David Asher, who recently led the Illicit Activities Initiative, is probably the architect of our tough new financial strategy against North Korea’s counterfeiting, smuggling, and money laundering. He is also one of Washington’s clearest thinkers on North Korea. Asher didn’t know that North Korea would actually test a nuke when he delivered this address to the Heritage Foundation in September, and really, it deserved more media and blog attention than it got. Asher, to say the least, doesn’t think China is playing an entirely positive role in disarming North Korea.
I am convinced that the Six-Party Talks mean something very different for Chi na than they do for the U.S. or Japan. In fact, I sense that for many in the Chinese leadership the Six-Party Talks have always been more about managing the U.S. and Japan in order to temper the possibil ity of our taking actions that could disrupt North Korean stability than they have been about serious ly promoting the denuclearization of North Korea. Despite its leading status in the talks, China has only on rare occasions been willing to put pressure on North Korea to denuclearize. Instead, the spo radic pressure it has applied has been more geared to trying to get the DPRK to act somewhat more civ ilized and less menacing, aiming to control, rather than trying to eliminate, the DPRK nuclear menace.
That sounds right to me. China wants North Korea to be a distraction for U.S. power in the region; it doesn’t want to crack the iron first that holds it together, because that could mean a messy democratic revolution, starving refugees, and ultimately, a much stronger unified Korea on its border. On the other hand, China doesn’t want North Korea to scare the neighbors in the arms of a U.S.-led alliance or missile shield, which could eventually extend to Taiwan. Its vote for U.N.S.C.R. 1695 was intended bring Kim Jong Il back to heel, not bring him down.
There is only a limited unity of interests between China and the United States. The United States wants to stop North Korea from becoming the Arsenal of Terror. China would be giggling into its palm at such a development. Asher’s polite description of that is “be[ing] realistic about our differences.” He doesn’t think China is terribly worried about a nuclear North Korea, and I think he’s right. But then he ups the ante:
China has long served as a safe harbor for North Korean proliferation and illicit trading networks and a transport hub for these networks via its airports and airspace, harbors and sea space. Moreover, in the past decade there have been way too many incidents of Chinese companies actively fronting for North Korea in the procurement of key technologies for the DPRK’s nuclear program. Some of these incidents suggest lax enforcement of export controls, poor border controls, and a head-in-the-sand attitude of senior authorities. Others suggest active collusion and/or deliberately weak enforcement of international laws and agreements against WMD and missile proliferation. There is a great body of information about this and the Chi nese are well aware of our grave concerns.

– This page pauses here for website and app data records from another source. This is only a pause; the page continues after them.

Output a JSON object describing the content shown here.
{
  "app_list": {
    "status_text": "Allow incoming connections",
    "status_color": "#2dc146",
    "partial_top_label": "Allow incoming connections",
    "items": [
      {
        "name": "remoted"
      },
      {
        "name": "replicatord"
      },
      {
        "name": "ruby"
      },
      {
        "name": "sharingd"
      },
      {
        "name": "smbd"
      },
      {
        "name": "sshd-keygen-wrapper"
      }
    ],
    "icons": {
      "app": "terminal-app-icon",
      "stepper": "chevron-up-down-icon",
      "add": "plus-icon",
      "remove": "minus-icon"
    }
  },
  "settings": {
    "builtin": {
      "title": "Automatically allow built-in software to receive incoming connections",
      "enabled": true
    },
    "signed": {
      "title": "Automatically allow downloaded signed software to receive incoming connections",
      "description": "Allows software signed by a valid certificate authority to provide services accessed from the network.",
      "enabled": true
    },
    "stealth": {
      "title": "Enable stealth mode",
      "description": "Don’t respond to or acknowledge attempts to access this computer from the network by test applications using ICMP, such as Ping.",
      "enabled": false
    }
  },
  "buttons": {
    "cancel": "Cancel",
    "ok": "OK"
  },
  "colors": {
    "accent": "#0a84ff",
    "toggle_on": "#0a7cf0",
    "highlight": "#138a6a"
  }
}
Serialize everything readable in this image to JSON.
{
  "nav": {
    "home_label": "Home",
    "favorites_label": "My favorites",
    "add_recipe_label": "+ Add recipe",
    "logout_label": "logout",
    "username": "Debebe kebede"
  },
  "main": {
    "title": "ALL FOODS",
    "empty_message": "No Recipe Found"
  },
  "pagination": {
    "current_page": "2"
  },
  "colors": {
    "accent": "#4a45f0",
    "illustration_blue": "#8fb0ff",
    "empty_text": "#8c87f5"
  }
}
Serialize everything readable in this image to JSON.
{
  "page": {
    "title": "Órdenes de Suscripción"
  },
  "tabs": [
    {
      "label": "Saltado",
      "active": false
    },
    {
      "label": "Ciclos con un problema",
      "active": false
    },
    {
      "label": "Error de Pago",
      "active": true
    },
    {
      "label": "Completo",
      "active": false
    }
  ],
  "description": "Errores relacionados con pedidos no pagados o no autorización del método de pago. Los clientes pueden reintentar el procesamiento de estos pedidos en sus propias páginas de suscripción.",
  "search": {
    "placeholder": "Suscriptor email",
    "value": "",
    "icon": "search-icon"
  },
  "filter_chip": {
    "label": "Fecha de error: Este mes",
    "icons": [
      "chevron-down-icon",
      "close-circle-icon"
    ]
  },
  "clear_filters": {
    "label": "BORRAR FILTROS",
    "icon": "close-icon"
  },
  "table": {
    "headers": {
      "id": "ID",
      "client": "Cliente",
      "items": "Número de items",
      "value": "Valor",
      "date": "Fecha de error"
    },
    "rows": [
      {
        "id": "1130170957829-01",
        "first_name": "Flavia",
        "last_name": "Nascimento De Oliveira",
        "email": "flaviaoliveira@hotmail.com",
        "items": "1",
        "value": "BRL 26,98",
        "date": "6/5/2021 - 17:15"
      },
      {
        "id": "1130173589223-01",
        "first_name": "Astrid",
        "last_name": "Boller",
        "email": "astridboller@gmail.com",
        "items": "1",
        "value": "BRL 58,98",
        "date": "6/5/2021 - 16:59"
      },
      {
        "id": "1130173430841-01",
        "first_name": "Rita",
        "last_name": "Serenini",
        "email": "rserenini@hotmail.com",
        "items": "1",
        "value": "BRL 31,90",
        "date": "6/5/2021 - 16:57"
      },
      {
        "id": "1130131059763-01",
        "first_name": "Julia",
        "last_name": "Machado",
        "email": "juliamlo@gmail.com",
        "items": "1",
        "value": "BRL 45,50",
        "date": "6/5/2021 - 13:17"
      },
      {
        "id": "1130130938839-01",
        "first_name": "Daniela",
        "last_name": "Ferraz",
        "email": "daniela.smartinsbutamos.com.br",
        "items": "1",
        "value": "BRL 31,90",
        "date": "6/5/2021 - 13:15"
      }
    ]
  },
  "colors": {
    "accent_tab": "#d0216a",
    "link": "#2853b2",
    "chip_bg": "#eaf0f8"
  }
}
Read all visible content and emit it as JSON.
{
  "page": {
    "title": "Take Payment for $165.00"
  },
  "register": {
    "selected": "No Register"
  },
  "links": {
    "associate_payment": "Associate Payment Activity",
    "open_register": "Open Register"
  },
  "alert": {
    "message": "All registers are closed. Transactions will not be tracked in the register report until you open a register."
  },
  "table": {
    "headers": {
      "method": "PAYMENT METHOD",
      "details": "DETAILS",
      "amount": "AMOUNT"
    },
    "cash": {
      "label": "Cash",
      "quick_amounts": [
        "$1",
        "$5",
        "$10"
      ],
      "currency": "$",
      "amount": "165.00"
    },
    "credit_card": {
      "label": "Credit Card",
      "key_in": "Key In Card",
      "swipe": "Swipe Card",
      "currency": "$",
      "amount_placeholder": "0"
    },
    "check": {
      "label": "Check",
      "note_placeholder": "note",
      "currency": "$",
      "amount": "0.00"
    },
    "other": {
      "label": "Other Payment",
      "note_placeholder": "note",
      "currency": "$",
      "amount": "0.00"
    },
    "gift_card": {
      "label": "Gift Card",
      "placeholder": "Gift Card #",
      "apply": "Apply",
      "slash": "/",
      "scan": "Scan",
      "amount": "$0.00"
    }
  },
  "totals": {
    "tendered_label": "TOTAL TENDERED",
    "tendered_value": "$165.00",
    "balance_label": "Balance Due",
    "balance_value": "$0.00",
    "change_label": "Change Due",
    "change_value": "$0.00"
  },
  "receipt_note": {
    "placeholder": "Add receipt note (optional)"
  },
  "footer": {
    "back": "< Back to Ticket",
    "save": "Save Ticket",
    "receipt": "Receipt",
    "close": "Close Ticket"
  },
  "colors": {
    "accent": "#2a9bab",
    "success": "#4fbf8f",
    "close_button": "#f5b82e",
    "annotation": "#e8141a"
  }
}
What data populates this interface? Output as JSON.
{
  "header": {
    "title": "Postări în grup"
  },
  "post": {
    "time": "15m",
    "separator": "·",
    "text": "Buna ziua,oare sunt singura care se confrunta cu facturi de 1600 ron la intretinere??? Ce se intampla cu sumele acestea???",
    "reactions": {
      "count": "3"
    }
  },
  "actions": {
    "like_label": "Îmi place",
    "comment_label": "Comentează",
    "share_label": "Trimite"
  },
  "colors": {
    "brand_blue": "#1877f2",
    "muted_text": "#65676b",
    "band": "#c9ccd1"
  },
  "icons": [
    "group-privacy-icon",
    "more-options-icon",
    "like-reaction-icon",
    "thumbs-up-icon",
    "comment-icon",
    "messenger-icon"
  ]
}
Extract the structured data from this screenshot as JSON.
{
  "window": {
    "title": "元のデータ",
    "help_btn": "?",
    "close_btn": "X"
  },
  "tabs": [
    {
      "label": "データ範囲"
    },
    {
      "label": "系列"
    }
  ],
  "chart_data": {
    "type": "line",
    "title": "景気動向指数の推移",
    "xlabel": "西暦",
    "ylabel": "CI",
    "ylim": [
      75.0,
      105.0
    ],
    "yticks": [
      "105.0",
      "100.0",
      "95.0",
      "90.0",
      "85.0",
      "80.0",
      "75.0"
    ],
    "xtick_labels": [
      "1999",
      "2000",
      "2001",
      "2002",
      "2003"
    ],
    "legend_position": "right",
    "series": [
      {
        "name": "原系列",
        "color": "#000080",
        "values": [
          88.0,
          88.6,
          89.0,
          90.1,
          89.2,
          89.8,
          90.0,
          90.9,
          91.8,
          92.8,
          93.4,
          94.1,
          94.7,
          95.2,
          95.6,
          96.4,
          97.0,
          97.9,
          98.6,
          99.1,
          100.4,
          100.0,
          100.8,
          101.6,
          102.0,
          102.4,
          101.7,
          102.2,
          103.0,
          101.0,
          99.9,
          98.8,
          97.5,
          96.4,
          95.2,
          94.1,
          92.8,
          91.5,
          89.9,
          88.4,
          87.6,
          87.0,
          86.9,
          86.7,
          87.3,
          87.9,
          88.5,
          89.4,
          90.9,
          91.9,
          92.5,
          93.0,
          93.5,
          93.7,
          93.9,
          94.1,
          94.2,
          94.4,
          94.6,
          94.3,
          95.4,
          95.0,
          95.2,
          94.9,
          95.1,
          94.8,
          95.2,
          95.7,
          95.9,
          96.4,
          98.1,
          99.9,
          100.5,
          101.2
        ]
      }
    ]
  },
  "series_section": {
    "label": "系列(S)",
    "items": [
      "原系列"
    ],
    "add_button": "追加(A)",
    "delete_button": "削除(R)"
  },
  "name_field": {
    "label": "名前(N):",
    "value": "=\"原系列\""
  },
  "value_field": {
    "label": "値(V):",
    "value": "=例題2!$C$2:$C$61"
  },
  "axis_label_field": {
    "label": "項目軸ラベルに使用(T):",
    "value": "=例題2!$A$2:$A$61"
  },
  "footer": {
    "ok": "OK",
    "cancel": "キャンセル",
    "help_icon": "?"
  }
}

There is ample evidence for that charge, too, and Asher undoubtedly knows more than the publicly available information I’ve compiled. That information implicates China in helping both North Korea and Iran. So where is Asher going here? I’ll give you a taste and advise you to read the rest on your own.
If we want Chinese government officials to act, we need to either present the specifics in a way that is beyond dispute or suggest that if they do not get a grip on the facts and do something themselves there will be significant economic consequences. Appealing to their self-interest is more persuasive than appealing to their purported sense of global responsibility.
Asher’s views may gain more currency as some of China’s cynical positions at the U.N. are revealed:
The latest U.S. proposal, obtained by The Associated Press Wednesday night, dropped Japanese demands to prohibit North Koreans ships from entering any port, and North Korean aircraft from taking off or landing in any country. These sanctions would likely face strong Russian and Chinese opposition.
The resolution would still require countries to freeze all assets related to North Korea’s weapons and missile programs. But a call to freeze assets from other illicit activities such as “counterfeiting, money-laundering or narcotics” was dropped. So was a call to prevent “any abuses of the international financial system” that could contribute to the transfer or development of banned weapons.
It looks like we’re headed to something between “a very angry letter” and sanctions that will really cause Kim Jong Il to disarm, or failing that, stop his proliferation. Asher puts China’s position in a new light.